Hell hath no fury like talent spurned
In 1683, a young man, by the name of Eugene, approached the King of France, aman thought to be his Father, to request a commission to become a soldier. TheSun King, fearful of anyone with half a claim to the throne, and believing thatEugene was too ugly to be a great military leader, refused
Eugene wasunproven while Louis was undefeated on land for two decades, with half amillion men in his army. Did Eugene loss really matter?

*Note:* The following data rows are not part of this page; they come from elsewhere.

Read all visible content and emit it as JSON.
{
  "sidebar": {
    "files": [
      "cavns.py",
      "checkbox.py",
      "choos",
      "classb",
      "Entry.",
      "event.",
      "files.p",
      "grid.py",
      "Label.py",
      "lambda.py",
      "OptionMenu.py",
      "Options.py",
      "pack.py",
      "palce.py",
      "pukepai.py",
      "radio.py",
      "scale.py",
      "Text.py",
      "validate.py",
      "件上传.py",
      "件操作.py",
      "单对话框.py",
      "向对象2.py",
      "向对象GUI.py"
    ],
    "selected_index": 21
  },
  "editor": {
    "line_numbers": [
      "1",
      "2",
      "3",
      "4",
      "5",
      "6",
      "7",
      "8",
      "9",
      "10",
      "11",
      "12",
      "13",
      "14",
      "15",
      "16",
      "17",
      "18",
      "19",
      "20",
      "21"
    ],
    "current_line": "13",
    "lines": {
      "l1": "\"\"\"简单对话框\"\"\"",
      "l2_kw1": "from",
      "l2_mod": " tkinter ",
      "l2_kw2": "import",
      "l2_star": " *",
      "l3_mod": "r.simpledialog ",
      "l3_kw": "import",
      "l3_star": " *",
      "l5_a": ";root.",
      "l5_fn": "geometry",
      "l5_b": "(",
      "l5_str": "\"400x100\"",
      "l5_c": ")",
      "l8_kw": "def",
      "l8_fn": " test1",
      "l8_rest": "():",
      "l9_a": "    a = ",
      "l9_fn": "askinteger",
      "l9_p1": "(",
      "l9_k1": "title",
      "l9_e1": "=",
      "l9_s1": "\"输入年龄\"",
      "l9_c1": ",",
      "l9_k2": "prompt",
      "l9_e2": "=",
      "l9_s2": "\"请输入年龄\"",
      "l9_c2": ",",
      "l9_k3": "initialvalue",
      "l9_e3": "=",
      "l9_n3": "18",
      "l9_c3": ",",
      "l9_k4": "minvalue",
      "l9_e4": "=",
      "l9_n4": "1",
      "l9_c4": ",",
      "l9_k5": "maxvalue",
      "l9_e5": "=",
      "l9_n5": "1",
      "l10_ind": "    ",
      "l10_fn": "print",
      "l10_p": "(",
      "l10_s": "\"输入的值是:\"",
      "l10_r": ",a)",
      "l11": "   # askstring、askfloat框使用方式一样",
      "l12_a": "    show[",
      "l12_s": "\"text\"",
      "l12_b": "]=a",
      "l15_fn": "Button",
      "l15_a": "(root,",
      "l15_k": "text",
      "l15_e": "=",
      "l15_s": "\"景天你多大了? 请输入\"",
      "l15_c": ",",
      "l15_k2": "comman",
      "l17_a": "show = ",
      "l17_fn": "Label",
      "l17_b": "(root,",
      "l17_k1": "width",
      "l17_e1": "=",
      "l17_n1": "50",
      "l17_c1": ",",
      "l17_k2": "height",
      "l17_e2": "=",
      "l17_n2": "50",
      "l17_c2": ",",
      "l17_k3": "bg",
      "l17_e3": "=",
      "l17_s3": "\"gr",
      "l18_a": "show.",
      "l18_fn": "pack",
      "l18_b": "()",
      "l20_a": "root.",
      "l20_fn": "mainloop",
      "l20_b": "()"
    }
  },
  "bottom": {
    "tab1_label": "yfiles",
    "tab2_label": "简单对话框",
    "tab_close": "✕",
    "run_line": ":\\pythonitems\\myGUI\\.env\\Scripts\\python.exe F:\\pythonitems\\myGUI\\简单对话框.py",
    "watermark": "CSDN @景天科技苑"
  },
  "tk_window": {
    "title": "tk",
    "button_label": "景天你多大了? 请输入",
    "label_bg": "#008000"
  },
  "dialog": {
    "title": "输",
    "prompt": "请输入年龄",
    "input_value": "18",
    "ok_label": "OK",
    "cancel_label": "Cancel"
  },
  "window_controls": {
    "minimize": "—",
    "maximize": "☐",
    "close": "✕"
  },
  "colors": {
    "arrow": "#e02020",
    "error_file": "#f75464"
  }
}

Eugene's ambition, from the perspective of the monarch, was unimportant, but asa direct result of Louis making it impossible for Eugene to make his name fightingfor the French. He was forced to fight in the service of strangers and became awilling combatant against his former king. In short, Eugene wanted to provehimself by defeating the man who had rejected him and his talent. It was a costlymistake. Eugene's military brilliance played a vital role in defeating the French inBavaria and Belgium, disasters that limited the European expansion of the Frenchempire.Ironically, Louis had become successful precisely because he was prepared topromote people based on their talent rather than on their bloodline. In the firsttwenty years of his reign, he had empowered talented people to reorganise hiskingdom, encourage culture and reform the army. It was only when his fear andarrogance over-rode his judgment that his gift for nurturing talent was neutralised- something that anyone that wishes to lead or is responsible for advisingleadership should remember.Usually these lessons are only learned after the damage has been done, but thereis no reason that you cannot prove to be an exception.Larry Ellison, the founder of Oracle and on a good day the world’s 4th richestman, developed similar blind spots to the needs of ambitious talent. Afterworking closely with Tom Siebel for six years he rejected his lieutenant's ideas forsoftware to help sales and service teams. As Fast Company put it:"There's something poetic about a rivalry between two people who were onceteacher and student. Siebel's eight-year-old company is now the clear leader in its